YOUR ASSIGNMENT ->
Could you reproduce all of the following entries exactly?

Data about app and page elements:
______________________________
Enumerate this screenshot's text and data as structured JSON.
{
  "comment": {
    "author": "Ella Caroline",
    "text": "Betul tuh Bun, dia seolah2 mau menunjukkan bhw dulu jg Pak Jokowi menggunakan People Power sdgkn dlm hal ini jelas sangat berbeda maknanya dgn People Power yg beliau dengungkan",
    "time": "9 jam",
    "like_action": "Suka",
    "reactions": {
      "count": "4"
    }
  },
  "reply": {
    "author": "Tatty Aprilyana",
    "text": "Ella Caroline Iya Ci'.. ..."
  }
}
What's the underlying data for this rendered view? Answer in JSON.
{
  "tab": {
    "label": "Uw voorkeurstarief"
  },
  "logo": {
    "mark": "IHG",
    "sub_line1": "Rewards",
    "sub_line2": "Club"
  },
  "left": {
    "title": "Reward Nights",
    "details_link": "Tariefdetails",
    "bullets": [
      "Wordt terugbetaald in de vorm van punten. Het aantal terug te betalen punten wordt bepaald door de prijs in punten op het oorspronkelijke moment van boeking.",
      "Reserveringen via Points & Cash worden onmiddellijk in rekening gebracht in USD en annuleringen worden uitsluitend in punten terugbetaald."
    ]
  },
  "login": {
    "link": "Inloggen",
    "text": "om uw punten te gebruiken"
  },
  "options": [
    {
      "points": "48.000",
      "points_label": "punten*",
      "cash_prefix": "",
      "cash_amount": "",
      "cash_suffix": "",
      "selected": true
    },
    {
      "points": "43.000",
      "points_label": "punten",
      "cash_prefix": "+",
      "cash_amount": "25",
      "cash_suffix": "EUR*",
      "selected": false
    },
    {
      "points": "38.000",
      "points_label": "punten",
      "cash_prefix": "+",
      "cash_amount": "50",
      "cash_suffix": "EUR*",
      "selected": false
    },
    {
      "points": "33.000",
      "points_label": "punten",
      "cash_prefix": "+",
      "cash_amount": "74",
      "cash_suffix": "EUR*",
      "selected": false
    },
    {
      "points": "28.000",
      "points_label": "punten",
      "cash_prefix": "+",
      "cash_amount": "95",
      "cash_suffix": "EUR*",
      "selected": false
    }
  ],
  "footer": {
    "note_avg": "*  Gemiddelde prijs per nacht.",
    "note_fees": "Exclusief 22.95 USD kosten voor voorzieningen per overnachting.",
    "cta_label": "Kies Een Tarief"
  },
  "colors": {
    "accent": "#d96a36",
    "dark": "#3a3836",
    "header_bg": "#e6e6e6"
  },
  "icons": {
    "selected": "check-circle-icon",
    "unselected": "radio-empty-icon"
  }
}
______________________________
EXERCISE SOLUTION ->
Enumerate this screenshot's text and data as structured JSON.
{
  "comment": {
    "author": "Ella Caroline",
    "text": "Betul tuh Bun, dia seolah2 mau menunjukkan bhw dulu jg Pak Jokowi menggunakan People Power sdgkn dlm hal ini jelas sangat berbeda maknanya dgn People Power yg beliau dengungkan",
    "time": "9 jam",
    "like_action": "Suka",
    "reactions": {
      "count": "4"
    }
  },
  "reply": {
    "author": "Tatty Aprilyana",
    "text": "Ella Caroline Iya Ci'.. ..."
  }
}
What's the underlying data for this rendered view? Answer in JSON.
{
  "tab": {
    "label": "Uw voorkeurstarief"
  },
  "logo": {
    "mark": "IHG",
    "sub_line1": "Rewards",
    "sub_line2": "Club"
  },
  "left": {
    "title": "Reward Nights",
    "details_link": "Tariefdetails",
    "bullets": [
      "Wordt terugbetaald in de vorm van punten. Het aantal terug te betalen punten wordt bepaald door de prijs in punten op het oorspronkelijke moment van boeking.",
      "Reserveringen via Points & Cash worden onmiddellijk in rekening gebracht in USD en annuleringen worden uitsluitend in punten terugbetaald."
    ]
  },
  "login": {
    "link": "Inloggen",
    "text": "om uw punten te gebruiken"
  },
  "options": [
    {
      "points": "48.000",
      "points_label": "punten*",
      "cash_prefix": "",
      "cash_amount": "",
      "cash_suffix": "",
      "selected": true
    },
    {
      "points": "43.000",
      "points_label": "punten",
      "cash_prefix": "+",
      "cash_amount": "25",
      "cash_suffix": "EUR*",
      "selected": false
    },
    {
      "points": "38.000",
      "points_label": "punten",
      "cash_prefix": "+",
      "cash_amount": "50",
      "cash_suffix": "EUR*",
      "selected": false
    },
    {
      "points": "33.000",
      "points_label": "punten",
      "cash_prefix": "+",
      "cash_amount": "74",
      "cash_suffix": "EUR*",
      "selected": false
    },
    {
      "points": "28.000",
      "points_label": "punten",
      "cash_prefix": "+",
      "cash_amount": "95",
      "cash_suffix": "EUR*",
      "selected": false
    }
  ],
  "footer": {
    "note_avg": "*  Gemiddelde prijs per nacht.",
    "note_fees": "Exclusief 22.95 USD kosten voor voorzieningen per overnachting.",
    "cta_label": "Kies Een Tarief"
  },
  "colors": {
    "accent": "#d96a36",
    "dark": "#3a3836",
    "header_bg": "#e6e6e6"
  },
  "icons": {
    "selected": "check-circle-icon",
    "unselected": "radio-empty-icon"
  }
}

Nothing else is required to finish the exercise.